**WHAT YOU SHOULD DO**
Please set down each of the lines below once more, exactly, omitting all pictures.

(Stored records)
· · · · · · ·

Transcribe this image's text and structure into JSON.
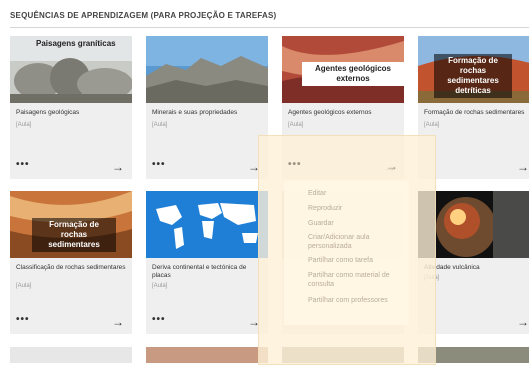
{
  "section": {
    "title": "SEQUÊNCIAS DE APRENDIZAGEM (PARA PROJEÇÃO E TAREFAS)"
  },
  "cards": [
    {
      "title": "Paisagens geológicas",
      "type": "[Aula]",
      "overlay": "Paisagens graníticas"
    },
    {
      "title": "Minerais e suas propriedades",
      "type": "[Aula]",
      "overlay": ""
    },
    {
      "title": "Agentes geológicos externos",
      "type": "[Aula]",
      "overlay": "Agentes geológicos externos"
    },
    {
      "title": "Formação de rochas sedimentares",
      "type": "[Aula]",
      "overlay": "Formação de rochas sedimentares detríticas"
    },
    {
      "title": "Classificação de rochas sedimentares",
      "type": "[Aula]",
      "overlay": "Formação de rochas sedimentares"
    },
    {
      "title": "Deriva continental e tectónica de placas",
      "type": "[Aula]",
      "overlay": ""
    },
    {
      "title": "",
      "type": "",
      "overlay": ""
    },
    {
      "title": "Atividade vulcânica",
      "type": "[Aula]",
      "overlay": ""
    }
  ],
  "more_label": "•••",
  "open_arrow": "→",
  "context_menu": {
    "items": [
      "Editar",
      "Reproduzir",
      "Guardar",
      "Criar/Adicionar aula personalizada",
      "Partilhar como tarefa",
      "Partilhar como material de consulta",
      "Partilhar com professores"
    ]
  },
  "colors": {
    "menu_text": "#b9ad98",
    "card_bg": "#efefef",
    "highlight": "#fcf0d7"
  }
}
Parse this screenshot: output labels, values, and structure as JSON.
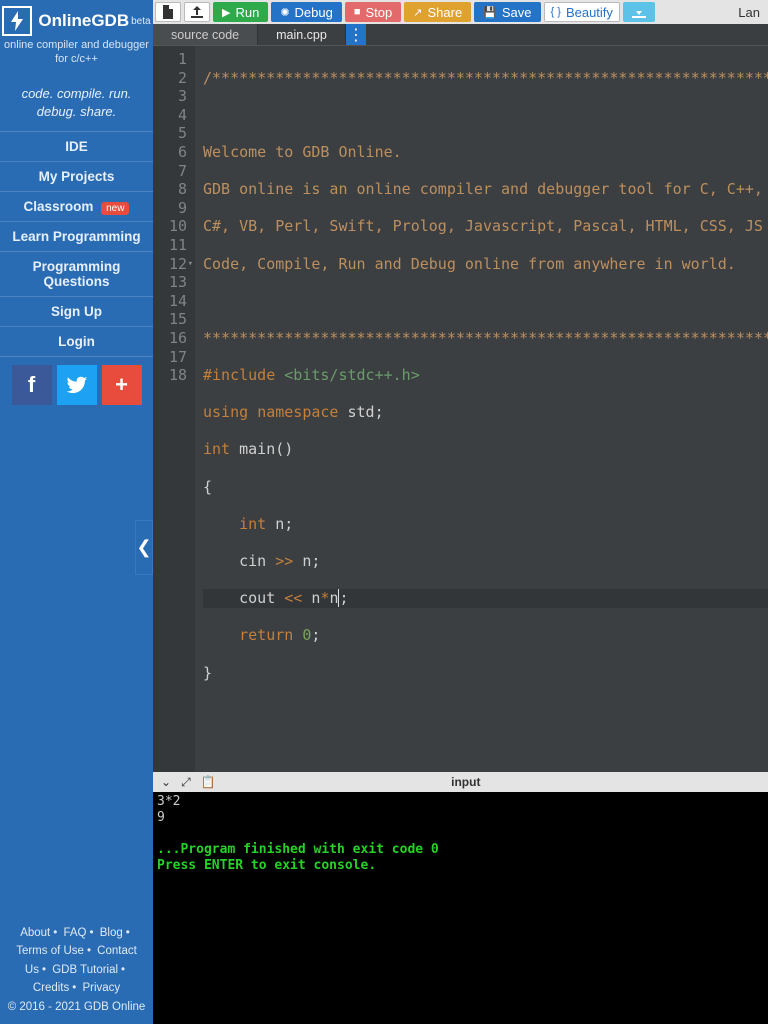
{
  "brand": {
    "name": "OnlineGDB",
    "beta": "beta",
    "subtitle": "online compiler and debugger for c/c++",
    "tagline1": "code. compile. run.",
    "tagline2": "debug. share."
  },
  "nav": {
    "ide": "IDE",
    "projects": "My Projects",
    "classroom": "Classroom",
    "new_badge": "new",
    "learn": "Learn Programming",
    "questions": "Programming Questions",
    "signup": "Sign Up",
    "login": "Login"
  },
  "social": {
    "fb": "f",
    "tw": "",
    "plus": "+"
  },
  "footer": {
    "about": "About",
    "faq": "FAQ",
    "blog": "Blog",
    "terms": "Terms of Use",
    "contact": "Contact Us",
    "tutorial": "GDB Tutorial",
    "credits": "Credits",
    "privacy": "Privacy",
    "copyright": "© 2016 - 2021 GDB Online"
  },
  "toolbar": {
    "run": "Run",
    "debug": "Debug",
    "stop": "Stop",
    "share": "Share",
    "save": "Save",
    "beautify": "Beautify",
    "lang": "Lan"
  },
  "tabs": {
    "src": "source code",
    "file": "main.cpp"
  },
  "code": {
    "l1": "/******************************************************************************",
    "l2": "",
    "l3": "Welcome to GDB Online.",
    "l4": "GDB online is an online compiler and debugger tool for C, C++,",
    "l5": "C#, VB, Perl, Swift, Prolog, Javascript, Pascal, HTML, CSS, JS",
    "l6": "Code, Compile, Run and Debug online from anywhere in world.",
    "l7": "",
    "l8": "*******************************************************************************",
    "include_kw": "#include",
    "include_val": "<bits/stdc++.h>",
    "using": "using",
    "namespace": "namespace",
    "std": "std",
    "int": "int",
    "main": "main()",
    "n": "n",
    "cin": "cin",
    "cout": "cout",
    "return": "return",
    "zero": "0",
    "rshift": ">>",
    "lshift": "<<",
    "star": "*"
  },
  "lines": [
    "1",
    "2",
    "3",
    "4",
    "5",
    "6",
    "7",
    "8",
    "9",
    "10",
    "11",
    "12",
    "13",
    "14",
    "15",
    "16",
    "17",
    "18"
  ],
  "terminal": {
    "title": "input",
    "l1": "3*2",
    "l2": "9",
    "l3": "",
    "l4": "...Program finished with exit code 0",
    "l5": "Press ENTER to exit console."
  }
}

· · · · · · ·

**ANSWER BOX**
Transcribe this image's text and structure into JSON.
{
  "section": {
    "title": "SEQUÊNCIAS DE APRENDIZAGEM (PARA PROJEÇÃO E TAREFAS)"
  },
  "cards": [
    {
      "title": "Paisagens geológicas",
      "type": "[Aula]",
      "overlay": "Paisagens graníticas"
    },
    {
      "title": "Minerais e suas propriedades",
      "type": "[Aula]",
      "overlay": ""
    },
    {
      "title": "Agentes geológicos externos",
      "type": "[Aula]",
      "overlay": "Agentes geológicos externos"
    },
    {
      "title": "Formação de rochas sedimentares",
      "type": "[Aula]",
      "overlay": "Formação de rochas sedimentares detríticas"
    },
    {
      "title": "Classificação de rochas sedimentares",
      "type": "[Aula]",
      "overlay": "Formação de rochas sedimentares"
    },
    {
      "title": "Deriva continental e tectónica de placas",
      "type": "[Aula]",
      "overlay": ""
    },
    {
      "title": "",
      "type": "",
      "overlay": ""
    },
    {
      "title": "Atividade vulcânica",
      "type": "[Aula]",
      "overlay": ""
    }
  ],
  "more_label": "•••",
  "open_arrow": "→",
  "context_menu": {
    "items": [
      "Editar",
      "Reproduzir",
      "Guardar",
      "Criar/Adicionar aula personalizada",
      "Partilhar como tarefa",
      "Partilhar como material de consulta",
      "Partilhar com professores"
    ]
  },
  "colors": {
    "menu_text": "#b9ad98",
    "card_bg": "#efefef",
    "highlight": "#fcf0d7"
  }
}
Parse this screenshot: output labels, values, and structure as JSON.
{
  "brand": {
    "name": "OnlineGDB",
    "beta": "beta",
    "subtitle": "online compiler and debugger for c/c++",
    "tagline1": "code. compile. run.",
    "tagline2": "debug. share."
  },
  "nav": {
    "ide": "IDE",
    "projects": "My Projects",
    "classroom": "Classroom",
    "new_badge": "new",
    "learn": "Learn Programming",
    "questions": "Programming Questions",
    "signup": "Sign Up",
    "login": "Login"
  },
  "social": {
    "fb": "f",
    "tw": "",
    "plus": "+"
  },
  "footer": {
    "about": "About",
    "faq": "FAQ",
    "blog": "Blog",
    "terms": "Terms of Use",
    "contact": "Contact Us",
    "tutorial": "GDB Tutorial",
    "credits": "Credits",
    "privacy": "Privacy",
    "copyright": "© 2016 - 2021 GDB Online"
  },
  "toolbar": {
    "run": "Run",
    "debug": "Debug",
    "stop": "Stop",
    "share": "Share",
    "save": "Save",
    "beautify": "Beautify",
    "lang": "Lan"
  },
  "tabs": {
    "src": "source code",
    "file": "main.cpp"
  },
  "code": {
    "l1": "/******************************************************************************",
    "l2": "",
    "l3": "Welcome to GDB Online.",
    "l4": "GDB online is an online compiler and debugger tool for C, C++,",
    "l5": "C#, VB, Perl, Swift, Prolog, Javascript, Pascal, HTML, CSS, JS",
    "l6": "Code, Compile, Run and Debug online from anywhere in world.",
    "l7": "",
    "l8": "*******************************************************************************",
    "include_kw": "#include",
    "include_val": "<bits/stdc++.h>",
    "using": "using",
    "namespace": "namespace",
    "std": "std",
    "int": "int",
    "main": "main()",
    "n": "n",
    "cin": "cin",
    "cout": "cout",
    "return": "return",
    "zero": "0",
    "rshift": ">>",
    "lshift": "<<",
    "star": "*"
  },
  "lines": [
    "1",
    "2",
    "3",
    "4",
    "5",
    "6",
    "7",
    "8",
    "9",
    "10",
    "11",
    "12",
    "13",
    "14",
    "15",
    "16",
    "17",
    "18"
  ],
  "terminal": {
    "title": "input",
    "l1": "3*2",
    "l2": "9",
    "l3": "",
    "l4": "...Program finished with exit code 0",
    "l5": "Press ENTER to exit console."
  }
}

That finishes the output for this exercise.